# Definition:Unique

## Definition

Suppose $A$ and $B$ are two objects whose definition is in terms of a given set of properties.

If it can be demonstrated that, in order for both $A$ and $B$ to fulfil those properties, it is necessary for $A$ to be equal to $B$, then $A$ (and indeed $B$) is **unique**.

Equivalently, there is **one and only one**, or **exactly one**, such object.

Thus, intuitively, an object is **unique** if there is precisely one such object.

### Unique Existential Quantifier

In the language of predicate logic, **uniqueness** can be defined as follows:

Let $\map P x$ be a propositional function and let $x$ and $y$ be objects.

The symbol $\exists !$ denotes the existence of a unique object fulfilling a particular condition.

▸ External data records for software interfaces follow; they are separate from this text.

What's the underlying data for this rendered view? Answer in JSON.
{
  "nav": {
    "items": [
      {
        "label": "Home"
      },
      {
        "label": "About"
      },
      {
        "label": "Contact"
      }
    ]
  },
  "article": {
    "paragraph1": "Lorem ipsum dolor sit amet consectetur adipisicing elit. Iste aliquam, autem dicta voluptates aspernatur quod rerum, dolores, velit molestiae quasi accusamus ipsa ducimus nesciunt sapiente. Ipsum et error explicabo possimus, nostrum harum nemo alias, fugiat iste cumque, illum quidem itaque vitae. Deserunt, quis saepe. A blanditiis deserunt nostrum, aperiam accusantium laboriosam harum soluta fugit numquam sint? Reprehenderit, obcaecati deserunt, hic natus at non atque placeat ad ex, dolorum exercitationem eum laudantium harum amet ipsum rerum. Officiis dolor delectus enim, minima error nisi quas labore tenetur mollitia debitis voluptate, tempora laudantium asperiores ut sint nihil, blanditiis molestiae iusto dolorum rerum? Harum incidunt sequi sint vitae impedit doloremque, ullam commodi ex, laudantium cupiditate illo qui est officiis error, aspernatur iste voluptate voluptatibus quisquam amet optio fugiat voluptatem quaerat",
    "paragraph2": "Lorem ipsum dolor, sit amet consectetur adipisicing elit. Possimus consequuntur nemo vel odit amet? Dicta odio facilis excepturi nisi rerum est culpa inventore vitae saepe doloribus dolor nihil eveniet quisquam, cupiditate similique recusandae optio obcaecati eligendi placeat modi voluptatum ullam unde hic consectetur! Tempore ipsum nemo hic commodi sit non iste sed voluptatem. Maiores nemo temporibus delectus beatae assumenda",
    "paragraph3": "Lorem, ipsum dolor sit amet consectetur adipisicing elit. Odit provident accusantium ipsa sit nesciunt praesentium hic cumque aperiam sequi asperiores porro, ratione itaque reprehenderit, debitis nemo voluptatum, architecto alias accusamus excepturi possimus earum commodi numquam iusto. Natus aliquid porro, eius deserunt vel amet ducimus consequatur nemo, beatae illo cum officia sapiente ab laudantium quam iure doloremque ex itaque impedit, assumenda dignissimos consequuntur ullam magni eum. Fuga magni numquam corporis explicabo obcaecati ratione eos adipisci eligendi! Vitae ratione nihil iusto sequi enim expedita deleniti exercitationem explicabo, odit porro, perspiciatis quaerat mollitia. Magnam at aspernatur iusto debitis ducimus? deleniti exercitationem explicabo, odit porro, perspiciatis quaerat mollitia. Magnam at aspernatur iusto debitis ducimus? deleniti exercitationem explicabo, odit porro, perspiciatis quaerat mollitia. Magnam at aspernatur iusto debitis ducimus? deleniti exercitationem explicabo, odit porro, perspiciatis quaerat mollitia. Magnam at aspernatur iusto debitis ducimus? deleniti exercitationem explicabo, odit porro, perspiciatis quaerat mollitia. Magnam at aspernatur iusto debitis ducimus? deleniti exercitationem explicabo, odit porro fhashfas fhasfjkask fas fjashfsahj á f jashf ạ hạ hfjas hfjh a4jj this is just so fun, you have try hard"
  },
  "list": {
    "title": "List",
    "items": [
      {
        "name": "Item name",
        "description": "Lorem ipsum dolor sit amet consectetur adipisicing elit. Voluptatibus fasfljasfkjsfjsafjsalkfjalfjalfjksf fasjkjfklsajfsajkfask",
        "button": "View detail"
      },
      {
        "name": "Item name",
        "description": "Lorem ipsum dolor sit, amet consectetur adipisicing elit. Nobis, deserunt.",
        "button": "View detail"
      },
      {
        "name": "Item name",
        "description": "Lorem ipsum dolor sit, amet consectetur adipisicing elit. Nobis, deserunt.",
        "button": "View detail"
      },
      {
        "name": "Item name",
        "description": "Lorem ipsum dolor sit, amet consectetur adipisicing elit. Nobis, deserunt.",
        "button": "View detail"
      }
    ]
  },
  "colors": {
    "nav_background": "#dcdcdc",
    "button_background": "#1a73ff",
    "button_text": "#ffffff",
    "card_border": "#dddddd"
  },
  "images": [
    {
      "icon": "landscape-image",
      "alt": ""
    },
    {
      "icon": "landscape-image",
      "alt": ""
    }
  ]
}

- $\exists ! x: \map P x$

means:

**There exists exactly one object $x$ such that $\map P x$ holds**

or:

**There exists one and only one $x$ such that $\map P x$ holds**.

Formally:

- $\exists ! x: \map P x \dashv \vdash \exists x: \map P x \land \forall y: \map P y \implies x = y$

In natural language, this means:

*There exists exactly one $x$ with the property $P$*

- is logically equivalent to:

## Also known as

**Uniqueness** can also be defined as:

- An object $x$ is
**unique**(in a given context) if and only if:- there exists
**at most**one $x$

- there exists
- and:
- there exists
**at least**one $x$.

- there exists

Thus the phrase **at most and at least one** can occasionally be seen to mean **unique**.

Such a definition can be a useful technique for proving uniqueness.

## Also see

## Sources

- 1946: Alfred Tarski:
*Introduction to Logic and to the Methodology of Deductive Sciences*(2nd ed.): $\S 4.26$ - 1971: Gaisi Takeuti and Wilson M. Zaring:
*Introduction to Axiomatic Set Theory*: $\S 6.10$